WHAT IS BEING ASKED =>
Would you find each line in the entries below with the string "screenshot" and copy it?

Website and app data records:

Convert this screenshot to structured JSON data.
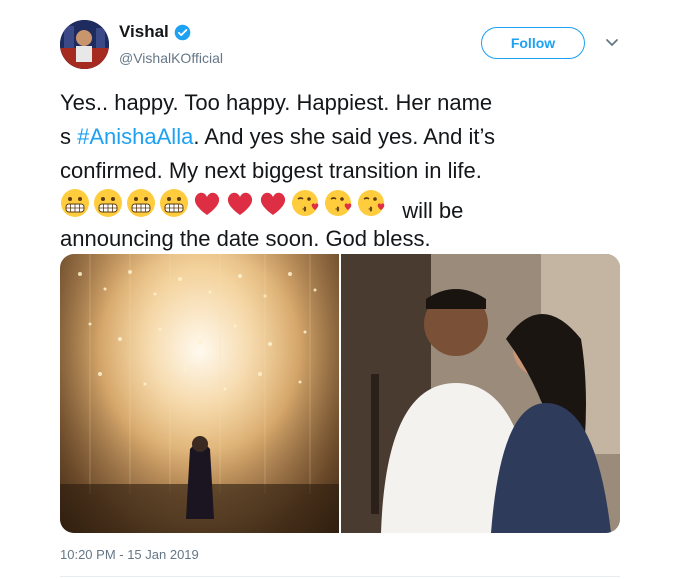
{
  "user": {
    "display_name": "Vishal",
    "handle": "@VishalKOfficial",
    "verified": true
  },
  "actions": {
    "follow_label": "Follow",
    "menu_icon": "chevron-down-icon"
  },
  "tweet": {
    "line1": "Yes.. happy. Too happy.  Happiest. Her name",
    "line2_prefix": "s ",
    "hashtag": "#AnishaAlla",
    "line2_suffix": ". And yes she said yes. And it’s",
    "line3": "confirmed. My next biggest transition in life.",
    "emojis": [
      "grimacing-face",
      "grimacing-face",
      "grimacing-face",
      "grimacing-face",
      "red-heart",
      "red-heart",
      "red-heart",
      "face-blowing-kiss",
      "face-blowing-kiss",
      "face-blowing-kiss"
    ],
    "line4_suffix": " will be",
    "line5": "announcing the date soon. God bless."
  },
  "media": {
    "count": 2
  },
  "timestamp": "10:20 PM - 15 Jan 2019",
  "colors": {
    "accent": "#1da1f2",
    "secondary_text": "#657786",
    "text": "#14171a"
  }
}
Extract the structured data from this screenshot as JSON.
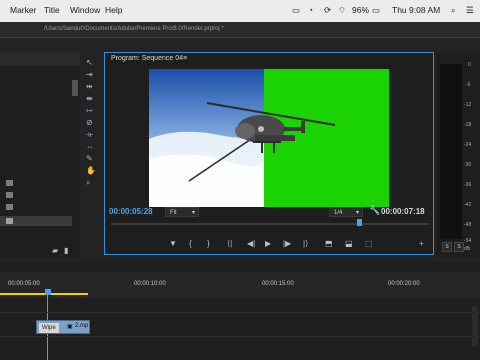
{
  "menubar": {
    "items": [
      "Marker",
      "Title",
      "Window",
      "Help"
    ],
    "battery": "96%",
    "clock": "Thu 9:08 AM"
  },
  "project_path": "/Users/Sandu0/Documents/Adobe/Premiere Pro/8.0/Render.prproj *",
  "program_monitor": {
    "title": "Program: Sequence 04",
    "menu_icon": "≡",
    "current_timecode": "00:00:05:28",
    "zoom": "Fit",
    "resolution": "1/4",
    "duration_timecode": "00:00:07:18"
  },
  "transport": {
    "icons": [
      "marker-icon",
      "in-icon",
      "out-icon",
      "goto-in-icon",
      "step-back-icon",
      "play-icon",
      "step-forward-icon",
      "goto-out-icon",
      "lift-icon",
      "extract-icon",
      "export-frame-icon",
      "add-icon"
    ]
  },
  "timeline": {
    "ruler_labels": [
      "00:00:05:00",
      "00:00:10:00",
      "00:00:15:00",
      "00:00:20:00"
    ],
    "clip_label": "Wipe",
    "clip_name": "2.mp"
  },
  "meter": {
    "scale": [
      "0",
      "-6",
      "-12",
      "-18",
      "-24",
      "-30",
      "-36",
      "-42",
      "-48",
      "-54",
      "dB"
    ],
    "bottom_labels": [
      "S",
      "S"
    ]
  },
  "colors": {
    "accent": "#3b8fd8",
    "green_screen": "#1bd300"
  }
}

TASK RESULT =>
Convert this screenshot to structured JSON data.
Extract the structured data from this screenshot as JSON.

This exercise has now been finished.